Phalangeal casts can aid healing of wounds in the foot and pastern region and help a horse return to function, researchers recently reported.

Although phalangeal casts (which cover the hoof and pastern but not the fetlock) are often Read More

CEM Investigation: 23 Positive Stallions

A stallion in Wisconsin has become positive stallion No. 23 in an ongoing investigation into contagious equine metritis (CEM).

Wisconsin State Veterinarian Robert Ehlenfeldt, DVM, said this horse is considered part of the outbreak th Read More

Corneal Ulcer Treatment Covered at Vet Conference

With their large, exposed eyes, horses are at risk for diseases of the cornea, the clear outer layer of the eye, said Elizabeth A. Giuliano, DVM, MS, Dipl. ACVO, associate professor of veterinary medicine and surgery at the University of Missou Read More

Strangles Vaccine in Europe Proven Safe in Pregnant Mares
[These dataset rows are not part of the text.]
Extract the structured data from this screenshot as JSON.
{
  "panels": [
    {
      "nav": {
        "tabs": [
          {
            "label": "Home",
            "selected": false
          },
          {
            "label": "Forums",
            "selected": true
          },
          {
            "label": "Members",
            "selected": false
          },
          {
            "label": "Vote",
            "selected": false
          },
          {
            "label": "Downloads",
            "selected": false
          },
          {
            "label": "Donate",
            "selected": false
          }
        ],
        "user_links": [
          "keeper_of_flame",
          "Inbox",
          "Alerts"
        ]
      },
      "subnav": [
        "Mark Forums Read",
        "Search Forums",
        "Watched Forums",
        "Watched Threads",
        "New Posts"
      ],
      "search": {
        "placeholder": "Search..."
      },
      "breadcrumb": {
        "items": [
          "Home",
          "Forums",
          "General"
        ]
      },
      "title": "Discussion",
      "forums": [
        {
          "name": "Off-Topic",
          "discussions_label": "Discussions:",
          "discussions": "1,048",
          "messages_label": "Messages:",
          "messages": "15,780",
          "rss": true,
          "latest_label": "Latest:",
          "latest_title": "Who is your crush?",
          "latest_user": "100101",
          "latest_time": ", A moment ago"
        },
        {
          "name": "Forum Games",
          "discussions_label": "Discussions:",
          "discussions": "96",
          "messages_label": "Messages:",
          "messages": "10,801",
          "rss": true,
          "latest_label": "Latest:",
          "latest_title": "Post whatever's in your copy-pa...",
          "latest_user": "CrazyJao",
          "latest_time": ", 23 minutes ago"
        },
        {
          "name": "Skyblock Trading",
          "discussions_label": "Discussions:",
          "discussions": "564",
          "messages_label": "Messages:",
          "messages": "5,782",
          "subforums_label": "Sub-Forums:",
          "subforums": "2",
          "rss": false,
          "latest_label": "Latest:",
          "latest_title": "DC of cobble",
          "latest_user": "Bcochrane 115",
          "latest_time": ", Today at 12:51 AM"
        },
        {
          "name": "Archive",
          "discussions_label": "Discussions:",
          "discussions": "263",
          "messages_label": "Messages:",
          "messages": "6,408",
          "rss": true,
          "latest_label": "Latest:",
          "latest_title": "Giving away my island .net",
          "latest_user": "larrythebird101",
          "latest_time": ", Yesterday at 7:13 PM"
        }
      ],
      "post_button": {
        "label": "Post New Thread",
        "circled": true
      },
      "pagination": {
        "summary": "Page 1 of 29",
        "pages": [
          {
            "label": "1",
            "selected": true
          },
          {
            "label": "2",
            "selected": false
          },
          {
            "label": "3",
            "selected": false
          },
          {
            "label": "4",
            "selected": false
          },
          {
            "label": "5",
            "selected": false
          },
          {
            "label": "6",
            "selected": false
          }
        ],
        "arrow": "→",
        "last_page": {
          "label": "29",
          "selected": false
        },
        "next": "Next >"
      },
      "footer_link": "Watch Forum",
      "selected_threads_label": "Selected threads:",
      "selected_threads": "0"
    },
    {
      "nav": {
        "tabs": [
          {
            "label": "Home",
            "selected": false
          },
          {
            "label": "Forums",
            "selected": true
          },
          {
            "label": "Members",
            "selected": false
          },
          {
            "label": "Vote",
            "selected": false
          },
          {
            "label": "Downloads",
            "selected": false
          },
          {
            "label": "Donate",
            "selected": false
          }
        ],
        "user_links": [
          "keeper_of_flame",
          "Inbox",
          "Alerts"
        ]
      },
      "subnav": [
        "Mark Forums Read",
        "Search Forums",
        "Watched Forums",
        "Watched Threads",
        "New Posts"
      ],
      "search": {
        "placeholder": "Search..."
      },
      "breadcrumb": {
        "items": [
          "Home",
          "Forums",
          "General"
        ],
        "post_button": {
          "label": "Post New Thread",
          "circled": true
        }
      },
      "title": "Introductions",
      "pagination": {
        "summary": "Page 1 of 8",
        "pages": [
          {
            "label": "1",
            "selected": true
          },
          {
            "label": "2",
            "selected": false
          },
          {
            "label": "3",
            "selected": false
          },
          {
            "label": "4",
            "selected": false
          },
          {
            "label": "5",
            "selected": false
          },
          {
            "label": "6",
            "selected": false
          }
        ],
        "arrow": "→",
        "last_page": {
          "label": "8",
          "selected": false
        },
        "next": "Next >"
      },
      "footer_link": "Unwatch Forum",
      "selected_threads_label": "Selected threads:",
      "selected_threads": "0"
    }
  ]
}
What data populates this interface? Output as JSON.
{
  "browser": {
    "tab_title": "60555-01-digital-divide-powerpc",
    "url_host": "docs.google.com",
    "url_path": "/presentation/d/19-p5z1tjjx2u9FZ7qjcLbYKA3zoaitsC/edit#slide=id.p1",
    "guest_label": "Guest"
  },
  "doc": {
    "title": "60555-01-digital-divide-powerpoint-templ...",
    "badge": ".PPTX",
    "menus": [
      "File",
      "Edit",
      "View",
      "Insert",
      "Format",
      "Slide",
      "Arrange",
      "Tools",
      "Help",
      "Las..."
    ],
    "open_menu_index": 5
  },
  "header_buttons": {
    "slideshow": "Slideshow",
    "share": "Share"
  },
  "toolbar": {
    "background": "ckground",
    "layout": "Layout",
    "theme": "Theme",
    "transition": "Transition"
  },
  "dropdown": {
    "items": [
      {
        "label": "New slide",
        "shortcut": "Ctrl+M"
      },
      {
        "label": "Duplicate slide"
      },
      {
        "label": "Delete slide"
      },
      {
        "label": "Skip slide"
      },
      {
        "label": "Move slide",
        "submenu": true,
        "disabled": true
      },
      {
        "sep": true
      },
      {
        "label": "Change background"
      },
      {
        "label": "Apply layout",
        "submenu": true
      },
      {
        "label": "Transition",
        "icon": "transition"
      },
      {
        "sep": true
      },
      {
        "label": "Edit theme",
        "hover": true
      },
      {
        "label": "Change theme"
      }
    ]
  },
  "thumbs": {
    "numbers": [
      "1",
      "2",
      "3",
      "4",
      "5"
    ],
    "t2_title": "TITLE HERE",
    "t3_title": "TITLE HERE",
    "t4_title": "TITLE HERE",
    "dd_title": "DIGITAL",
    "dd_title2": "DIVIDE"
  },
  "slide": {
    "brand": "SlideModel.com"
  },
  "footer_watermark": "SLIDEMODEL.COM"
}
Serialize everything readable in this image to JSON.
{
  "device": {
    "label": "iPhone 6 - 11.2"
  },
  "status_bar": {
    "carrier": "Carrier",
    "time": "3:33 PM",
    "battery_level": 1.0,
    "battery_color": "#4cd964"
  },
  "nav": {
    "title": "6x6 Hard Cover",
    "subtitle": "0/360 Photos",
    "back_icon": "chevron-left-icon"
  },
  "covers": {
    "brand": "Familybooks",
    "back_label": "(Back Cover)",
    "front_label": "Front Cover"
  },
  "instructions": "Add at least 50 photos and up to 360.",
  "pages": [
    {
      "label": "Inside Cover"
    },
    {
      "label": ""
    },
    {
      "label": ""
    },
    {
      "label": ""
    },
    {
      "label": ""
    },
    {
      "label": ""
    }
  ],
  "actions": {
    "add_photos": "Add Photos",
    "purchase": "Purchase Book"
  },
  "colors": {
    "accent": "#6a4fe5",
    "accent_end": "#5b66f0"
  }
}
 A live-attenuated strangles vaccine already in use in Europe has proven safe and effective in pregnant mares, according to a recent study.

The researchers studied the strangles vaccine EQUILIS StrepE (manufactured by Intervet/S Read More

Hormone Therapy Might Prevent Equine Abortion

Veterinarians might be able to prevent abortions in some pregnant mares that show premature mammary development, Dietrich H. Volkmann, BVSc, MMedVet (Gyn), Dipl. ACT, told equine veterinarians at the 2010 Western Veterinary Conference, held Feb Read More

Infectious Diarrhea in Horses: Determining the Cause

Multiple clues can help a practitioner determine the cause of infectious diarrhea or colitis in adult horses, including the farm's history of previous outbreaks, geographic location, and season. Read More

Laminitis: Physical Management Discussed at Vet Conference

Adjusting a laminitic horse's weight bearing plays a crucial role in the animal's recovery, explained Debra Ruffin Taylor, DVM, MS, Dipl. ACVIM, of Auburn University, at the 2010 Western Veterinary Conference, held Feb. 14-18 in Las Veg Read More

Navicular Syndrome Management Reviewed

Because navicular problems might affect soft tissue as well as bone, MRI is a better diagnostic tool than X ray in these cases, said Robert K. Schneider, DVM, MS, professor at Washington State University College of Veterinary Medicine, and part Read More

NSAID Choices for Horses Reviewed at Vet Conference

There is no "one-size-fits-all" non-steroidal anti-inflammatory drug (NSAID) therapy for horses; therapy should be tailored to the animal and situation, said Cornell University's Thomas J. Divers, DVM, Dipl. ACVIM, ACVECC, at the Read More

Avoiding Antibiotic Resistance in Equine Medicine

Although antibiotic resistance is not as serious a problem for horses as it is for people, the equine industry should use antibiotics judiciously, so they will continue to work against bacteria that cause disease - not just for the benefit of h Read More